Potentially many Fitness first could face serious criminal charges and imprisonment on contempt of court issues as it’s now known that a Fitness first witness lied under oath in the last Queensland Supreme court hearing.”

  1. The content of this post squarely raises the dispute that was the subject of the settlement deed, as the respondent makes the allegation that the applicant hired staff in return for making allegations about people that it did not want as members. Although that allegation is expressed in general terms, in the context of the anticipated contempt proceeding, it could be a reference only to the hiring of AB after she had made the complaint that resulted in the applicant’s termination of the respondent’s membership. That is disparagement of the applicant’s conduct in respect of the dispute and, in particular, making an allegation about an incentive that the applicant provided to AB which is relevant to its conduct in acting on AB’s complaint. The final paragraph discredits the applicant by discrediting its staff in relation to the evidence that they gave in the hearing before McMurdo J, but that is not disparagement of the applicant within the terms of paragraph (b) of the injunction. Although this post is mainly about AB, it incorporates some relevant disparagement of the applicant in respect of relevant conduct. Charge 17 is proved.

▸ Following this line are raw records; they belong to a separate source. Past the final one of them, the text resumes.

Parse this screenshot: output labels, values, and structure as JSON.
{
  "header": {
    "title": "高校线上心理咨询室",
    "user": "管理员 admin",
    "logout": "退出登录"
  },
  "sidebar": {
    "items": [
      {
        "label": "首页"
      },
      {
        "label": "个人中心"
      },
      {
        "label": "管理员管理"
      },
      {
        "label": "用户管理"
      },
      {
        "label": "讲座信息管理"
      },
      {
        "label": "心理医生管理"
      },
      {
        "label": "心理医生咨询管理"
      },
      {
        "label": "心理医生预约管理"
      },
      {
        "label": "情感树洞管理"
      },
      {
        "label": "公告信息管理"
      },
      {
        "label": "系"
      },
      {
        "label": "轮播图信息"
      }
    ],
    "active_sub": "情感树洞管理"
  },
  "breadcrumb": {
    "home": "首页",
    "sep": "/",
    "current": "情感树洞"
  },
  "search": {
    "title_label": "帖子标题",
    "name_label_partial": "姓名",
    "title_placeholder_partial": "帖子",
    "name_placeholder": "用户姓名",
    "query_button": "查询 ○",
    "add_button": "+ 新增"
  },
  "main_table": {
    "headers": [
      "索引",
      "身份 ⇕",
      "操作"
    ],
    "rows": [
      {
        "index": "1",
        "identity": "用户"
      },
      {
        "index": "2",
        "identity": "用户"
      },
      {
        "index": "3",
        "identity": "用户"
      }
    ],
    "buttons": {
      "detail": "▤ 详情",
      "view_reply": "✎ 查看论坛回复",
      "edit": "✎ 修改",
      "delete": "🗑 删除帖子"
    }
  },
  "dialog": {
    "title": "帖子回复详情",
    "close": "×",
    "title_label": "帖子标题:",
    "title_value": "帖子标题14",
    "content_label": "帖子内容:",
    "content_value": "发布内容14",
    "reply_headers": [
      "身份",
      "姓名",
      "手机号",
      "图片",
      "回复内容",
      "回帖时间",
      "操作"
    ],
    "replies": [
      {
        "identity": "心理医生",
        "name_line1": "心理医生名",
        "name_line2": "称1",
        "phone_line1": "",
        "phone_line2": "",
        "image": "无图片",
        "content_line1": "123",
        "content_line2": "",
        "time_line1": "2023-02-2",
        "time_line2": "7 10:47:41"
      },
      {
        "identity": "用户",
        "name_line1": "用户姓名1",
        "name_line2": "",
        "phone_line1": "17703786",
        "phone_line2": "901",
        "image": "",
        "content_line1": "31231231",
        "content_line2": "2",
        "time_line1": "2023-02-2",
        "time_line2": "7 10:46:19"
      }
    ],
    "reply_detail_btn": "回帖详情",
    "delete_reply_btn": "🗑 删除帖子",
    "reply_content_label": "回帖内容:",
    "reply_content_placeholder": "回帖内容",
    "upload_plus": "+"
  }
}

Orders

  1. The applicant commenced this proceeding to obtain enforcement of the terms of the settlement deed and was successful in vindicating its rights in the civil justice system against the respondent in the form of the injunction made on 2 October 2012. When the court makes an order against the party in a civil proceeding which restrains the party from specified conduct, it is not a game for that party to see how close he can go without breaching the order. An order made in civil proceedings must be observed by the party against whom it is made. A contempt application is a means for enforcement of the court’s orders for the benefit of the party that obtained that order, but also for vindicating the authority of the court in which there is a real public interest: Lade at [60]. 
  1. The respondent’s suggested justification in the second affidavit for breaching the injunction shows how misguided his approach to complying with the injunction was:

155. The Respondent had to publicly defend themselves against serious allegations by the Applicant of effectively Stalking of a minor. It is reasonable for the court to allow the Respondent to do this, especially in light of the Applicant trying to block the Respondent from releasing the letter of Acknowledgment

 

156. The Respondent argues that many people being accused of such a serous (sic) issue would have no hesitation in breaching the courts orders. The Respondent when forced into the options of how to deal defending themselves at all times tried to stay within the boundaries of the courts order despite the serious repercussions in not being able to fully.”

  1. As this contempt application concerned only the issue of whether the terms of the injunction were breached by the respondent, it has not been appropriate to make any observations about less than attractive approach of the respondent in defending the charges on the basis that he was disparaging AB and not the applicant or about any potential civil liability that the respondent may have to AB for any disparagement of her.
  1. The following order should be made:

It is declared that Dean McNicol committed contempt by failing to comply with the order of Philip McMurdo J made on 2 October 2012 in this proceeding, as particularised in charges 5, 8, 9, 10 and 17 of the further amended application filed on 22 July 2013.

  1. A further hearing on the issue of penalty and to deal with the costs of the application will be necessary.
Close

Editorial Notes

  • Published Case Name:

    Fitness First Australia Pty Ltd v McNicol

  • Shortened Case Name:

    Fitness First Australia Pty Ltd v McNicol

  • MNC:

    [2013] QSC 212

  • Court:

    QSC

  • Judge(s):

    Mullins J

  • Date:

    20 Aug 2013

Litigation History

No Litigation History

Appeal Status

No Status